The Lay Co-Chair will be appointed for a two-year period and may be re-appointed on completion of this term of office.
The Lay Co-Chair of the Deanery is expected to be a person who can contribute constructively to the strategic development of the Deanery and the Archdiocese. This will require an understanding of the direction in which the Church is taking in Glasgow, as well as a grasp of the ways in which the operation of the Church can function within the resources available to it. This person should be prepared to participate in decision-making which is always in the best interests of the Church as a whole.
The Lay Co-Chair of the Deanery Council will be expected to
- Support and advise the Dean in matters relating to the development of the Deanery.
- Foster and encourage lay participation in the life of the Deanery.
- Visit parishes within the Deanery to encourage lay participation in the development of the Church in the Archdiocese.
- Act as a main support to the Dean in him carrying out his duties as Dean.
- Contribute to the overall strategic leadership and development of the Archdiocese as it relates to the operational work of the parishes.
- Understand the wider issues in managing parishes and groups of parishes so that they function as sustainable units within the Archdiocese.
- Help to manage and organise all regular Deanery meetings, and any other such meeting as benefits the work of the Deanery.
- Ensure that the laity are well informed of matters relating to parish and Deanery life
- Acting as an agent of communication to/from the Archdiocese.
- Participate in meetings and activities with other Co-Chairs and Deans.
- Undertake any other reasonable duty that advances the work of the Deanery Council.
SYNODALITY: This is a word which we will be hearing a lot in the future.
It is about the Church consulting all the People of God, and that means you! It will be a period of consultation and discernment in local churches.
Are we trying to journey together in our Christian life? What does it mean to journey together in faith? How can we respond to the challenge to journey together ? Are you aware of some happening in the local Church(Diocese) which makes you aware of being part of this local Church? Or do you feel separated from it?
It is an invitation for you and each of us to have our say about what we think of the church.
It is a process of listening.
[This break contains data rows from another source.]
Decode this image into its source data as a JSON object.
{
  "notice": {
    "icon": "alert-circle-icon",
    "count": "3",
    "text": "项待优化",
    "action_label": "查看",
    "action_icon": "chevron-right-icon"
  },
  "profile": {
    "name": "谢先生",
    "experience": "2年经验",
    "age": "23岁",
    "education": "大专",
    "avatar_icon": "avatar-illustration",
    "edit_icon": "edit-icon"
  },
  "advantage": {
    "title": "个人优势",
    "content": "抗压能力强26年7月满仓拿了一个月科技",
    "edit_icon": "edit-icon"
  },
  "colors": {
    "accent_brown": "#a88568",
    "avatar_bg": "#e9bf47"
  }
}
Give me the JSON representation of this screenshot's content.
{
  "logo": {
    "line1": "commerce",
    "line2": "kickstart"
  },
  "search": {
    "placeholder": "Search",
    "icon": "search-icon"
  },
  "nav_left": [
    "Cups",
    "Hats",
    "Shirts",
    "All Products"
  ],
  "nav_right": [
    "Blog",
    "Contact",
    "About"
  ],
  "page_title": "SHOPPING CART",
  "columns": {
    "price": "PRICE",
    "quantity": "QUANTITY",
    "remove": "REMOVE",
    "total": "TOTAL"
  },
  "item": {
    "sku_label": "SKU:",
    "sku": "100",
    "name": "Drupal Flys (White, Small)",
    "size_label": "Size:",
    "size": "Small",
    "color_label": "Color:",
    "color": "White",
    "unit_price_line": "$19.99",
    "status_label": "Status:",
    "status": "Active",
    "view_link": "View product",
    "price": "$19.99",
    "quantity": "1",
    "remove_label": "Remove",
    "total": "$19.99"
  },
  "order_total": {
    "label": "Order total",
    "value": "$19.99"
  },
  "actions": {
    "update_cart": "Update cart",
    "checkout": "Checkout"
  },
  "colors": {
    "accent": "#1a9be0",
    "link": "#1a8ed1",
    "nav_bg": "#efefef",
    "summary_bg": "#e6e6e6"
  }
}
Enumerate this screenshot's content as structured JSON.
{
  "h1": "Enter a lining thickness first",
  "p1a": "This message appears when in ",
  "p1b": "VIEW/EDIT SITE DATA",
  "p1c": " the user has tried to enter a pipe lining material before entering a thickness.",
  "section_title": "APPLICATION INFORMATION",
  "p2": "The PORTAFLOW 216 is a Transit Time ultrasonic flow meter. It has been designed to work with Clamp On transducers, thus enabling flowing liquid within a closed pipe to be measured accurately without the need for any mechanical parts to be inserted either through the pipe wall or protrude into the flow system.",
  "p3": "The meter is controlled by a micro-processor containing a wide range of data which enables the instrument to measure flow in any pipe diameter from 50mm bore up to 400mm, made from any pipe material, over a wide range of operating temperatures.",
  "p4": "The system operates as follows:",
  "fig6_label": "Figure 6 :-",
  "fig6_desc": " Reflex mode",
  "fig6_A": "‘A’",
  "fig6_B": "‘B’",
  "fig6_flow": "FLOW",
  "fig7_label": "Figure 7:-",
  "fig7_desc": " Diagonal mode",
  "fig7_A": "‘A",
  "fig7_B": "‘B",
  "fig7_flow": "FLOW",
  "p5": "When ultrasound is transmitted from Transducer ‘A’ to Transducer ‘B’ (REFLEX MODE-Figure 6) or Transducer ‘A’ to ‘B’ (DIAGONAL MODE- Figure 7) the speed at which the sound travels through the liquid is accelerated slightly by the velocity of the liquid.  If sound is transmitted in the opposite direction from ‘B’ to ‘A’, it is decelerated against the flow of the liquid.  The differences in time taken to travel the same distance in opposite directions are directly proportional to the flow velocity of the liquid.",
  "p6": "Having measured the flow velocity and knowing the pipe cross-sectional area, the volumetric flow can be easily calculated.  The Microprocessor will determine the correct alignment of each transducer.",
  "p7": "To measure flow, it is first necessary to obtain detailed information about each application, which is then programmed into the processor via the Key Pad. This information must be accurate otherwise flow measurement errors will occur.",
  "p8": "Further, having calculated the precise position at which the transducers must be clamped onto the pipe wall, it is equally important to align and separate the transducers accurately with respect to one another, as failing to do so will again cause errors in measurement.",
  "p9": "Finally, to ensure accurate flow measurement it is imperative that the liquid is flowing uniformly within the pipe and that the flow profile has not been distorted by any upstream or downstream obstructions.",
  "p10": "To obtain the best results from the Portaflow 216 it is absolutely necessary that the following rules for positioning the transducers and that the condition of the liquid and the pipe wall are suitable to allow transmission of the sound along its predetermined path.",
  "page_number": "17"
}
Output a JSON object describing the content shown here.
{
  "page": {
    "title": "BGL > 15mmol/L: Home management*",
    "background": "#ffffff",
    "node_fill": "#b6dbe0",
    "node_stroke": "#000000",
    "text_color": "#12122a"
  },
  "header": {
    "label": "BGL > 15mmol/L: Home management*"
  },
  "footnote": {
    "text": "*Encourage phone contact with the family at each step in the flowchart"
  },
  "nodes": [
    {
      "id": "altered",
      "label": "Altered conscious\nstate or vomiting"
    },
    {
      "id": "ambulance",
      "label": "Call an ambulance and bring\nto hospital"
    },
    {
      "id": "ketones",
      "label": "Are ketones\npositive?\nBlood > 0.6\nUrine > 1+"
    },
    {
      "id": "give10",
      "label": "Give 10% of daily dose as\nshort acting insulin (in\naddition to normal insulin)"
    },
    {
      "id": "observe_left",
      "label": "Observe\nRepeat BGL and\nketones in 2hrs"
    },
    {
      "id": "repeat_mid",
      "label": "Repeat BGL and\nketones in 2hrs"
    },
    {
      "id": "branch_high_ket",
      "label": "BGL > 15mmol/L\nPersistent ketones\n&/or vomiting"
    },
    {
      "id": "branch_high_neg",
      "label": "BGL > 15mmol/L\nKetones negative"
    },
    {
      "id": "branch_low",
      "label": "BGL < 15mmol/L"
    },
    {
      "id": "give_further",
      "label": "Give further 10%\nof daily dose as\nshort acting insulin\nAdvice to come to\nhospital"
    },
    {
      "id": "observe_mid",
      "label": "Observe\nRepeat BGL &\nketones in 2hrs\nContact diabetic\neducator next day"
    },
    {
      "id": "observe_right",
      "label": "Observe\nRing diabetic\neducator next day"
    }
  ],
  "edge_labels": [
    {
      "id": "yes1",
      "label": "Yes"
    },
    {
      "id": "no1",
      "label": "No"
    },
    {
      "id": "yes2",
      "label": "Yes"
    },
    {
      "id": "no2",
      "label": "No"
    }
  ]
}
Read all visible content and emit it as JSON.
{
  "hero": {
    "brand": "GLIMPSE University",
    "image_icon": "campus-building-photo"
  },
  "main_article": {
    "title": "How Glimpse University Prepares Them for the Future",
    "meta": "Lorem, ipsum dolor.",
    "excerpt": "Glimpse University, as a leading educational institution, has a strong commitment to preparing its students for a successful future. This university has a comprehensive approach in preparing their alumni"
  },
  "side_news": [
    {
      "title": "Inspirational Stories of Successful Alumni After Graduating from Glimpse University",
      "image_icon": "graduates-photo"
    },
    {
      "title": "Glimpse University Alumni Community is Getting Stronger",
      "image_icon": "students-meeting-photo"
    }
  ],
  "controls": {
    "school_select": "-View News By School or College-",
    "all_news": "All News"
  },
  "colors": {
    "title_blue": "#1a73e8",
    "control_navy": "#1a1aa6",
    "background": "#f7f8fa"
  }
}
There is no set agenda or list of questions, it is for each of us to consider what direction the Holy Spirit is leading us.
Listening to one another “ is a slow and perhaps tiring exercise” but it must be done, including listening to “the questions, concerns and hopes of every church, people and nation,” and to the “challenges and changes” that world presents.
If you have questions, concerns, suggestions about what we need to do to be a vibrant church for the future you are invited to make your voice heard.
In an attempt to understand and find answers together as a parish then there will be a series of meetings and events where such discussions can be had. It is all part of an important dialogue in order for us to understand where we are as a Parish in terms of our journey of faith.
Below is a pdf of the most recent meeting outcomes which can also be read in the adjacent panel.